Altered processing of human insulin by B lymphocytes from an immunologically insulinresistant type I diabetic patient
Research output: Contribution to journal › Article
Immunologically insulin resistant (IIR) type I diabetic patients possess significantly elevated levels of anti-insulin serum autoantibodies. We investigated whether altered insulin processing by B lymphocytes contributes to this form of insulin resistance. A comparison was made of the 125I-labelled human insulin (HI) peptides processed by Epstein-Barr virus (EBV)-transformed B lymphocytes derived from HLA-identical and nonidentical IIR with non-IIR type I diabetic patients on insulin therapy and healthy non-diabetic individuals. Several peptides detected in the extracellular, membrane-associated and intracellular compartments of B cells from an IIR type I diabetic patient differed from those found in the corresponding compartments of B cells from two non-IIR type I diabetic patients and two normal individuals. These data suggest that HI is processed differently by B cells from an IIR type I diabetic patient compared with B cells from non-IIR type I diabetic patients and normal individuals. Further, we found that two of the five plasma-membrane associated processed HI peptides on the IIR patients' B cells were absent from the membrane compartments of the other B cell lines examined. Thus, it is possible that one or both of these peptides, unique to the IIR patients' B cells, consist of an immundominant epitope(s) that stimulates the production of insulin autoantibodies which mediate the onset of IIR in type I diabetes.

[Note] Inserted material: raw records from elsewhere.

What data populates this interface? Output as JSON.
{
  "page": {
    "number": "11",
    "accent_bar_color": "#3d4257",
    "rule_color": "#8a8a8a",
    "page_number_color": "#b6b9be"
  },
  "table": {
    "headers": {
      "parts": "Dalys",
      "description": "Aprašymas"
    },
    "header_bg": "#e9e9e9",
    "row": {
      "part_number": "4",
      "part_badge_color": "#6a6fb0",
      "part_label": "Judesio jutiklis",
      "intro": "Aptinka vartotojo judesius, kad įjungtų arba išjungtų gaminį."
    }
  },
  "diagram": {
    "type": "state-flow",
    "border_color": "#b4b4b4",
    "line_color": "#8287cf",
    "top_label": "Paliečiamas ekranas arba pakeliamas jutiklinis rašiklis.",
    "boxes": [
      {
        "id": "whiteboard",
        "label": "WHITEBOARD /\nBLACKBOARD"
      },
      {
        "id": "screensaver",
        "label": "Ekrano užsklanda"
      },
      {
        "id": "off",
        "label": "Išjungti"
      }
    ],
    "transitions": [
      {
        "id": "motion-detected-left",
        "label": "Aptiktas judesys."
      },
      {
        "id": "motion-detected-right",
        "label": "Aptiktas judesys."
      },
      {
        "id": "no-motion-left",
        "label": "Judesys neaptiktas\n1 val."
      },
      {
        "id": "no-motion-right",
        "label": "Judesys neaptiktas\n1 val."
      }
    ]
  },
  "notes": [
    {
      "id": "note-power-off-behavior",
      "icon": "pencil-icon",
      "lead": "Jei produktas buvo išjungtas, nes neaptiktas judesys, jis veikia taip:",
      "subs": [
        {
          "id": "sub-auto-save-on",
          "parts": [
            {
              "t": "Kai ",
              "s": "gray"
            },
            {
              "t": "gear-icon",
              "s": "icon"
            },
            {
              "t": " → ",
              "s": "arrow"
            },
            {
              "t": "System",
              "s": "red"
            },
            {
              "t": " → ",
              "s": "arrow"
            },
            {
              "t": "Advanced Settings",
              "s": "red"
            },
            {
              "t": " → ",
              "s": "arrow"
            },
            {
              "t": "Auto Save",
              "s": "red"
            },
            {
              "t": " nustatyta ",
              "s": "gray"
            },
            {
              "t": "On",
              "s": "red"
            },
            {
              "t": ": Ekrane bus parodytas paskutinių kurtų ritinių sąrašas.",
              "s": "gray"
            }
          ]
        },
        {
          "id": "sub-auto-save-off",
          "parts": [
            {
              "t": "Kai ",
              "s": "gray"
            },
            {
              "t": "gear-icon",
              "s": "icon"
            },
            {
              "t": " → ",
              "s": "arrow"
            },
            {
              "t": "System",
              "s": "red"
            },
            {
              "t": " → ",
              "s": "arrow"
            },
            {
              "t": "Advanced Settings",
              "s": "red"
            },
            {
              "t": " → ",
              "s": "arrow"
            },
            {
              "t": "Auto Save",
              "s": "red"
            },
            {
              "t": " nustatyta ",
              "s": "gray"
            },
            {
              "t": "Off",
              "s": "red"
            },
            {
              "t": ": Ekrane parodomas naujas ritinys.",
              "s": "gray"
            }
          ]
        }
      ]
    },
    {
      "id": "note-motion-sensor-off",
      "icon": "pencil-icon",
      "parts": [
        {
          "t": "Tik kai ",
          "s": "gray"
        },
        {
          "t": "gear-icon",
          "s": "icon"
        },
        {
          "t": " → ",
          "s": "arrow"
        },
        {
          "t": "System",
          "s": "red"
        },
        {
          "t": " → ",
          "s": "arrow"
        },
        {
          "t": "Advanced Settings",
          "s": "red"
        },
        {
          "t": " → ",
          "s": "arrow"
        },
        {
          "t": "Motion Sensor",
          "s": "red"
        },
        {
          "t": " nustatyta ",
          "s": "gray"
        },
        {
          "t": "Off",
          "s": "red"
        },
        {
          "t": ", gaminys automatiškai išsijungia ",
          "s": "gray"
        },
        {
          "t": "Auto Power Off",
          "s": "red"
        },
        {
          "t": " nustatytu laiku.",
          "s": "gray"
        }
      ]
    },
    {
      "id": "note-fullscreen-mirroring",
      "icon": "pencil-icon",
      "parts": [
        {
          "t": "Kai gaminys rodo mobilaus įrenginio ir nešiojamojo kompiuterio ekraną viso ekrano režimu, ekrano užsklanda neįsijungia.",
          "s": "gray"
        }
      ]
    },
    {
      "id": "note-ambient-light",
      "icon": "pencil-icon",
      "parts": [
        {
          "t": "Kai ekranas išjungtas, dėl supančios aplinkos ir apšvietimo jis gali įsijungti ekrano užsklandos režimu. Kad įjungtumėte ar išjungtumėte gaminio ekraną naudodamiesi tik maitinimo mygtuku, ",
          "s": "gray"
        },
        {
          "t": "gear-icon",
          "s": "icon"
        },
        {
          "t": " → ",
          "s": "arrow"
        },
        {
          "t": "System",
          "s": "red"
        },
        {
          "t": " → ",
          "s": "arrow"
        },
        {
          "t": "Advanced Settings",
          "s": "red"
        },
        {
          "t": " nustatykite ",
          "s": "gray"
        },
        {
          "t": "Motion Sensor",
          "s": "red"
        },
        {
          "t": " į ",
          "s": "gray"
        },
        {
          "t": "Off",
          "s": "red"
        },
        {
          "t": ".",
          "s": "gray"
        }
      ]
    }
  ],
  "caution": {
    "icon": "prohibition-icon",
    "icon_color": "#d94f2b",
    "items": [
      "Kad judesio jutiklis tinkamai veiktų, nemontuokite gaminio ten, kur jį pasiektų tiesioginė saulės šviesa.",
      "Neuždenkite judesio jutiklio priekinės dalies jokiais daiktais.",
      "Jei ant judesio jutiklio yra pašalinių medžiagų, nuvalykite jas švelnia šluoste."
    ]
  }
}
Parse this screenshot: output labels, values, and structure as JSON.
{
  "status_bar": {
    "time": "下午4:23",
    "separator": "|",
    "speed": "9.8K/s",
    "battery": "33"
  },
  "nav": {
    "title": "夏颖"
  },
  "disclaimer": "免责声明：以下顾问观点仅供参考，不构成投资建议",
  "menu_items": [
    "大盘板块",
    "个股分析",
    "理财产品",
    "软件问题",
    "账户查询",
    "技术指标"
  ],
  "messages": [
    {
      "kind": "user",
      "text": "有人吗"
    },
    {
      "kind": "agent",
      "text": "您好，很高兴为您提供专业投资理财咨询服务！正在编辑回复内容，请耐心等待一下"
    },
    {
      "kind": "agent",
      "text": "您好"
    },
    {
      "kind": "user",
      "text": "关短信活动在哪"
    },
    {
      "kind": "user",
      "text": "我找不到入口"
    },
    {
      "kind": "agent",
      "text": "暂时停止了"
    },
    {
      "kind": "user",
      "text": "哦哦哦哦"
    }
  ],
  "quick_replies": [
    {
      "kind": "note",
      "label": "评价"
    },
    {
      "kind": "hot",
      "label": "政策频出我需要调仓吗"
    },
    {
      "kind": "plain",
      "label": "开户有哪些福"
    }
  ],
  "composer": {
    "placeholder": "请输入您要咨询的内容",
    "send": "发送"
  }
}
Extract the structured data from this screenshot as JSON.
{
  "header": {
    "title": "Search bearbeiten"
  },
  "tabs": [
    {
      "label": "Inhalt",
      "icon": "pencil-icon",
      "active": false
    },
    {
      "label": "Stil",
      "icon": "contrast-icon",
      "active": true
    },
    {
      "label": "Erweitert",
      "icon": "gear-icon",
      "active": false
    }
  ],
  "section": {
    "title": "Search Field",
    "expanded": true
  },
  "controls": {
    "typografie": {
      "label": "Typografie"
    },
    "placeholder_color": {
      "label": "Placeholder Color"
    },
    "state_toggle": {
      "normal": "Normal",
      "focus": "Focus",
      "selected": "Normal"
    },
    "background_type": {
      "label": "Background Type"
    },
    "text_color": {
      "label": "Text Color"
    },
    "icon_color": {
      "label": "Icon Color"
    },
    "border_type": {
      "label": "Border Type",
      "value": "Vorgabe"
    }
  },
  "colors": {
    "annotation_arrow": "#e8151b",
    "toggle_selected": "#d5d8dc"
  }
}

|Research areas and keywords||
Subject classification (UKÄ) – MANDATORY
|Journal||Journal of Autoimmunity|
|Publication status||Published - 1991 Jan 1|